The power cord to my laptop doesn’t work any more. It will take at least a week to get a new one. This is the computer I take from school to school and contains all my most important documents, like attendance rosters, Finale and Sibelius files, etc., not to mention my access to the internet. As of today, the battery icon tells me I have about an hour of juice left.
Whenever I run into technological pitfalls like this, I am unimpressed with my own fatalistic reaction. “How can I do my job without my computer?” Then, after about 20 minutes of jiggling the power cord in futility, it dawns on me that my job is not about that computer; it is about, well, teaching and influencing children.
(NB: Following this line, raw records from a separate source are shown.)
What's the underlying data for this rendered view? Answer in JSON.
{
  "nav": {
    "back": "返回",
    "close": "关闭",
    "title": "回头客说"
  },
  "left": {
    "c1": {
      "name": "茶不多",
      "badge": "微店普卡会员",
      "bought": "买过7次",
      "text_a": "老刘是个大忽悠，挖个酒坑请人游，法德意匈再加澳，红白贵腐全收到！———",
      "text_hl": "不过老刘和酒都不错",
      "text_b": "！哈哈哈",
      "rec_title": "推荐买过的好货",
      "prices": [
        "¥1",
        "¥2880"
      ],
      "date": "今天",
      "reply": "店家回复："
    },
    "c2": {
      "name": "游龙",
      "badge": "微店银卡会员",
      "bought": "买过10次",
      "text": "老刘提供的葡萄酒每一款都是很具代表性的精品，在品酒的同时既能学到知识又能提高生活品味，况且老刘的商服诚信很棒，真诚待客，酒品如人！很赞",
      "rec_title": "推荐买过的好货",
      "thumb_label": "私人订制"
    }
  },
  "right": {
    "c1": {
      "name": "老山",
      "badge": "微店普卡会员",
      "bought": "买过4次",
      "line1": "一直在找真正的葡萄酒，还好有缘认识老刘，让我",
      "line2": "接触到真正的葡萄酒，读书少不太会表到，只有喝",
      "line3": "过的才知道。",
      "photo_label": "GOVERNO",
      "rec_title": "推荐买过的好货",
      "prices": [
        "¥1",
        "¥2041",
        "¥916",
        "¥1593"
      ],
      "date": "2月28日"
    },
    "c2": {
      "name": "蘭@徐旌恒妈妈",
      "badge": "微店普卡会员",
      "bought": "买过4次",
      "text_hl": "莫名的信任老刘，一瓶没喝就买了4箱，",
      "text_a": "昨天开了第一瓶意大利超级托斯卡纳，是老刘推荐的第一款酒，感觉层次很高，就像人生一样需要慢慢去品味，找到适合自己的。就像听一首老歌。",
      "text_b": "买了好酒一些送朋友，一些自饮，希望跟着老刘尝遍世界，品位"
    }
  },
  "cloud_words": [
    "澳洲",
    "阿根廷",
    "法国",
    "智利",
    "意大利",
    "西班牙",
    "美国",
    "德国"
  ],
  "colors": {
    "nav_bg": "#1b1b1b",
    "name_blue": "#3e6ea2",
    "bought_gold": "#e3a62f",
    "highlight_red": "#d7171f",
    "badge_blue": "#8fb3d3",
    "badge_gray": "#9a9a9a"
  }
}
If you’re like me (and by the very fact that you’re sitting there reading a blog instead of mountain climbing or scuba diving, you might be a little like me), you’re instinctively drawn to your computer to “get work done.” Not having a working computer at school always forces me to consider all the work I can get done without it. And almost always, I realize that some of the most important work doesn’t really involve the computer as much as I believe.